English learners in our schools are a vastly diverse group, from the languages they speak to the to the age they began learning English to how they entered the school system. By instilling policies and practices that value their language, multiculturalism, and families and that provide them the tools necessary to succeed, we can help prepare these students for flourish in the global economy.See article
Article: Data to Measure an Effective Instructional Context for Secondary Level Newcomers and English Learners
by Kristin Grayson, Ph.D., IDRA Newsletter, June-July 2017
Teachers and administrators may feel overwhelmed by the use and analysis of data for English learners (ELs) as is required by the federal guidelines under Title III of the Every Student Succeeds Act. Yet collecting and conducting data analysis is essential for EL success and is based on strong and seminal research in second language acquisition. Using data is even more critical when students are secondary level newcomers and English learners with interrupted schooling.Read article

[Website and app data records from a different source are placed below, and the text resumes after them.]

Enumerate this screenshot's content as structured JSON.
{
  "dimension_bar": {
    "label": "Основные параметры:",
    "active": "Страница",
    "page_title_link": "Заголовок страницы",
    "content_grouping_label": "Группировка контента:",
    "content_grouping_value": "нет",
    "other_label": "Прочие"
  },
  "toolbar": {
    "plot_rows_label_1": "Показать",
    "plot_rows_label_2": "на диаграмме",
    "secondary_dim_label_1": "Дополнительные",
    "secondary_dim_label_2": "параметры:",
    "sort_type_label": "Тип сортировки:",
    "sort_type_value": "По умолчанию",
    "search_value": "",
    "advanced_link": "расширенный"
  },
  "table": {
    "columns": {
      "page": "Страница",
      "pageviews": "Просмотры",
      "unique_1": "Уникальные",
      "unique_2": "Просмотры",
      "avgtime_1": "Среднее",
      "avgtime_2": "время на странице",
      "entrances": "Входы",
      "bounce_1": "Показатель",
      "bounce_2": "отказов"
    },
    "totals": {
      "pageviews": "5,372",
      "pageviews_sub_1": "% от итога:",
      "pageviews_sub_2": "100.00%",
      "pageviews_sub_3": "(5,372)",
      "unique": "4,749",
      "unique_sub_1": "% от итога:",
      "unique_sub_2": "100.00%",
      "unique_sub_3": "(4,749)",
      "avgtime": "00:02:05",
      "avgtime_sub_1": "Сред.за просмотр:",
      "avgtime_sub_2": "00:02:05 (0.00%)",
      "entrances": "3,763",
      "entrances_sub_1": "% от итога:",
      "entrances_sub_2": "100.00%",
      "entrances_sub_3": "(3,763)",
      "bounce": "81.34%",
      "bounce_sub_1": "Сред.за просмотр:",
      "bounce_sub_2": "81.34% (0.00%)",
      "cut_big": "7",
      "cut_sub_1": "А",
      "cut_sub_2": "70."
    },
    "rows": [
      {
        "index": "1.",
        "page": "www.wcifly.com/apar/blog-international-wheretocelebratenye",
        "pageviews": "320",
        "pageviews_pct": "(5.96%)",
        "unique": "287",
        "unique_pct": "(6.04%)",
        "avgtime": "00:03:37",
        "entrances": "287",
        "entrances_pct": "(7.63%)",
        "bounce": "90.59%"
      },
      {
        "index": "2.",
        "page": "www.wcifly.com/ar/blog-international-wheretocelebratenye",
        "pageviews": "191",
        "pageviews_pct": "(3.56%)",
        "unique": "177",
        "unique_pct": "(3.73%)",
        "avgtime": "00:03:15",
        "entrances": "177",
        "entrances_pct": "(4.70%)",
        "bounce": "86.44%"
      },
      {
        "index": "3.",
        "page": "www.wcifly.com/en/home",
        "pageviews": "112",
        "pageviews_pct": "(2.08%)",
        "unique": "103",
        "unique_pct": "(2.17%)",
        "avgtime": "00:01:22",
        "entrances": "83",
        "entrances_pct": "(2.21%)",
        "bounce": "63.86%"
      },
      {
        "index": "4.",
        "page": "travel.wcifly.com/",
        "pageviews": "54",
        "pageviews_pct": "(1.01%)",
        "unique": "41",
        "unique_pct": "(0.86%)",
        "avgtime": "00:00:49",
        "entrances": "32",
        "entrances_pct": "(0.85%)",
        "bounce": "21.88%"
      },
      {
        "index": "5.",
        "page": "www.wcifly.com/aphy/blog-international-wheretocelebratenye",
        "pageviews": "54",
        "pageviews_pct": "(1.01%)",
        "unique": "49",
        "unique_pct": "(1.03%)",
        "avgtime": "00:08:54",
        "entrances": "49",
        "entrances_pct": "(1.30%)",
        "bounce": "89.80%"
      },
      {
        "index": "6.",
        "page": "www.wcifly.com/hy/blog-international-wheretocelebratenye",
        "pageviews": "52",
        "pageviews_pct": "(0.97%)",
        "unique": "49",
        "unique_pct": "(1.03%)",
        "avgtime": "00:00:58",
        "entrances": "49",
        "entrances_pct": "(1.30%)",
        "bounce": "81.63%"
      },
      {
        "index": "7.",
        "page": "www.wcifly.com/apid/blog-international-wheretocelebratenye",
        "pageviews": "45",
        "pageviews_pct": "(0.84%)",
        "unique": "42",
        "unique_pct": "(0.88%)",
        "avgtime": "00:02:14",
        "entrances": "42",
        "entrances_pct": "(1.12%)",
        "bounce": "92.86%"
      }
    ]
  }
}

When considering how to collect and use data, the Casteñeda v. Pickard decision of the Fifth Circuit Court,1981, provides an excellent framework (Thomas & Collier, 1997). This article focuses on the data needed to support teachers and English learners who enter U.S. schools as newcomers and as students with interrupted schooling. IDRA’s Good Schools and Classrooms for Children Learning English ~ A Guide (Robledo Montecel, et al., 2002) and its supplement for secondary students also provide a way to collect much of the needed data.